Redwood, Zander. The flat margin effect, 80,000 Hours blog, May 13th, 2012.
Argues that if you take a job that seems to have a strong (positive or negative) impact on the economy, the actual difference it makes to social welfare will be minimal.
Salam, Reiham. The rise of the Singerians, National Review, May 31st, 2013.
A criticism from a conservative perspective. Claims that people motivated by curiosity and novelty or a desire for recognition may have a much bigger positive impact than people who try to do good deliberately.
Sinick, Jonah. Earning to give vs. altruistic career choice revisited, LessWrong, June 2nd, 2013
Responds to MacAskill’s Quartz piece on earning to give.
Shulman, Carl.
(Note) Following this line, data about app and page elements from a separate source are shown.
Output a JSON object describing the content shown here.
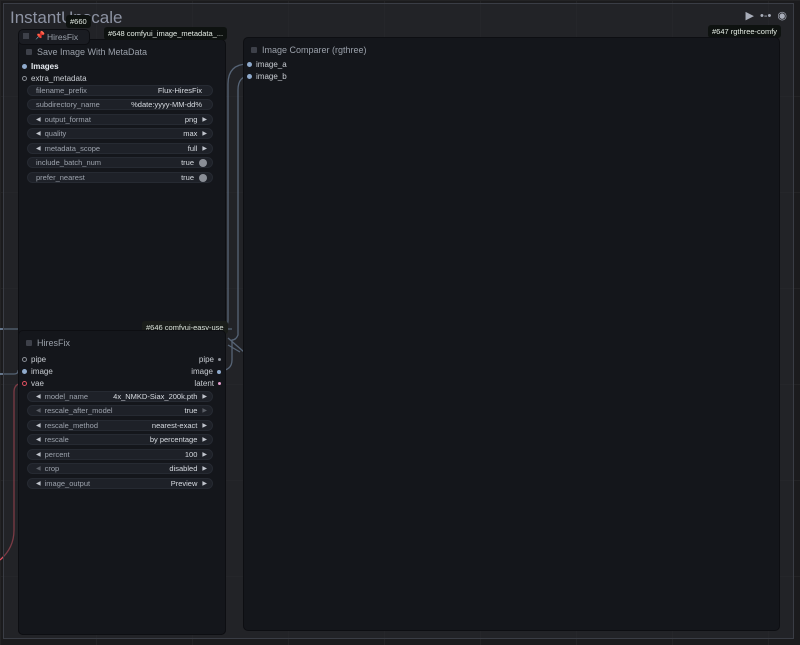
{
  "group": {
    "title": "InstantUpscale"
  },
  "badges": {
    "hiresfix_id": "#660",
    "metadata_id": "#648 comfyui_image_metadata_...",
    "comparer_id": "#647 rgthree-comfy",
    "wire_label": "#646 comfyui-easy-use"
  },
  "collapsed_node": {
    "title": "HiresFix"
  },
  "save_node": {
    "title": "Save Image With MetaData",
    "inputs": [
      "Images",
      "extra_metadata"
    ],
    "widgets": [
      {
        "label": "filename_prefix",
        "value": "Flux-HiresFix"
      },
      {
        "label": "subdirectory_name",
        "value": "%date:yyyy-MM-dd%"
      },
      {
        "label": "output_format",
        "value": "png"
      },
      {
        "label": "quality",
        "value": "max"
      },
      {
        "label": "metadata_scope",
        "value": "full"
      },
      {
        "label": "include_batch_num",
        "value": "true"
      },
      {
        "label": "prefer_nearest",
        "value": "true"
      }
    ]
  },
  "comparer_node": {
    "title": "Image Comparer (rgthree)",
    "inputs": [
      "image_a",
      "image_b"
    ]
  },
  "hires_node": {
    "title": "HiresFix",
    "inputs": [
      "pipe",
      "image",
      "vae"
    ],
    "outputs": [
      "pipe",
      "image",
      "latent"
    ],
    "widgets": [
      {
        "label": "model_name",
        "value": "4x_NMKD-Siax_200k.pth"
      },
      {
        "label": "rescale_after_model",
        "value": "true"
      },
      {
        "label": "rescale_method",
        "value": "nearest-exact"
      },
      {
        "label": "rescale",
        "value": "by percentage"
      },
      {
        "label": "percent",
        "value": "100"
      },
      {
        "label": "crop",
        "value": "disabled"
      },
      {
        "label": "image_output",
        "value": "Preview"
      }
    ]
  },
  "colors": {
    "image_wire": "#8faacc",
    "vae_wire": "#e05060"
  }
}
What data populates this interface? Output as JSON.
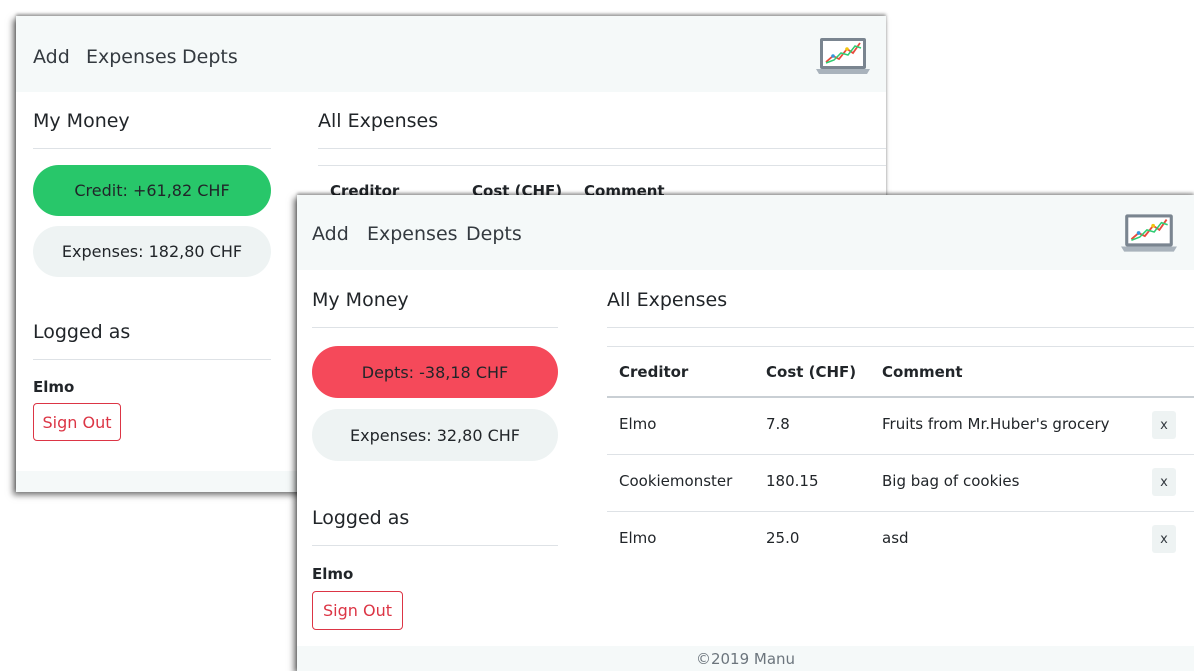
{
  "nav": {
    "items": [
      {
        "label": "Add"
      },
      {
        "label": "Expenses"
      },
      {
        "label": "Depts"
      }
    ],
    "logo_icon": "laptop-chart-icon"
  },
  "window_back": {
    "money": {
      "title": "My Money",
      "balance_label": "Credit: +61,82 CHF",
      "expenses_label": "Expenses: 182,80 CHF",
      "balance_color": "#28c76a"
    },
    "logged": {
      "title": "Logged as",
      "user": "Elmo",
      "signout_label": "Sign Out"
    },
    "expenses": {
      "title": "All Expenses",
      "columns": [
        "Creditor",
        "Cost (CHF)",
        "Comment"
      ]
    }
  },
  "window_front": {
    "money": {
      "title": "My Money",
      "balance_label": "Depts: -38,18 CHF",
      "expenses_label": "Expenses: 32,80 CHF",
      "balance_color": "#f5495a"
    },
    "logged": {
      "title": "Logged as",
      "user": "Elmo",
      "signout_label": "Sign Out"
    },
    "expenses": {
      "title": "All Expenses",
      "columns": [
        "Creditor",
        "Cost (CHF)",
        "Comment"
      ],
      "rows": [
        {
          "creditor": "Elmo",
          "cost": "7.8",
          "comment": "Fruits from Mr.Huber's grocery",
          "delete_label": "x"
        },
        {
          "creditor": "Cookiemonster",
          "cost": "180.15",
          "comment": "Big bag of cookies",
          "delete_label": "x"
        },
        {
          "creditor": "Elmo",
          "cost": "25.0",
          "comment": "asd",
          "delete_label": "x"
        }
      ]
    },
    "footer": "©2019 Manu"
  }
}
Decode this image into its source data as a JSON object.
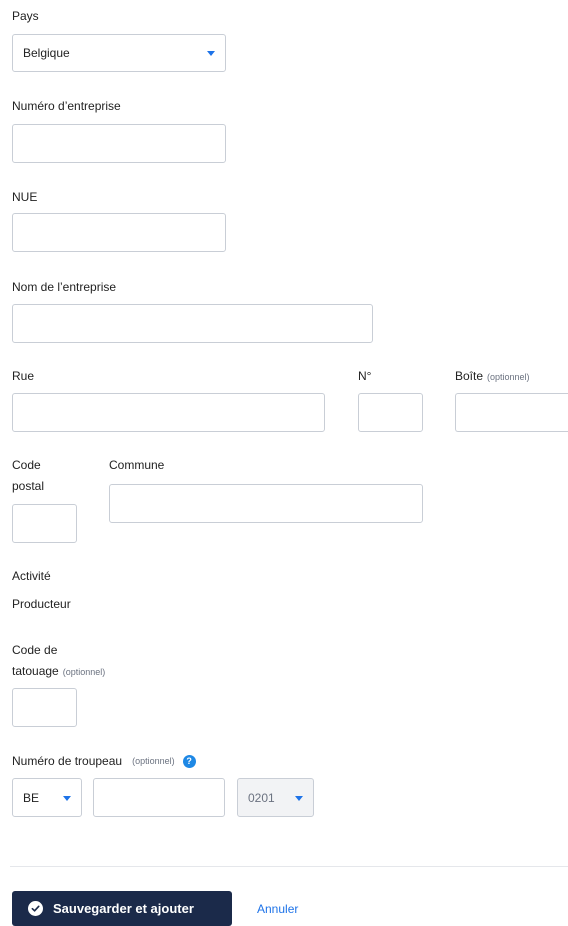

Entrepreneurship: a game of poker, not roulette, 80,000 Hours blog, February 19th, 2012.
It would be a mistake to think of the returns to entrepreneurship as predictably stemming from just showing up and taking a spin at the wheel of startup roulette. Instead, entrepreneurship is more like poker: a game where even the best players cannot predictably win over a single night, but measurable differences predict that some will earn much more than others on average.
Shulman, Carl. Software engineering: Britain vs Silicon Valley, 80,000 Hours blog, February 21st, 2012.
How attractive is the software industry for those who want to make money and use it to do good? In some ways, the British statistics are misleading, but they also reflect a real difference: software engineers in the US, and especially Silicon Valley, really are better compensated. The post lays out the supporting data, and discusses ways people outside the United States can make their way to Silicon Valley.
Shulman, Carl. Salary or startup? How do-gooders can earn more from risky careers, 80,000 Hours blog, January 8th, 2012.
Altruists have stronger reasons to pursue risky careers because the standard arguments for risk aversion do not apply.
Todd, Ben. Show me the harm, 80,000 Hours blog, July 31st, 2013.
Makes some very rough estimates of how harmful finance would have to be in order for its harm to outweigh the good realized by the donations of someone who earns to give.
Todd, Ben. A comparison of medical research and earning to give, 80,000 Hours blog, December 13th, 2013.
Earning to give in finance is slightly better than medical research.
Todd, Ben. How much do people pursuing earning to give actually give?, 80,000 Hours blog, April 9th, 2014.
Attemps to estimate how much people pursuing earning to give donate, how much they can be expected to donate in the immediate future, and how much extra giving was caused by 80,000 Hours.
Tomasik, Brian. Why activists should consider making lots of money, Utilitarian Essays, 2006.
A pioneering essay.
Xodarap. Political skills which increase income, LessWrong, 2014.
An annotated bibliography of a few recent meta-analyses of predictors of income.
With thanks to Imma Six.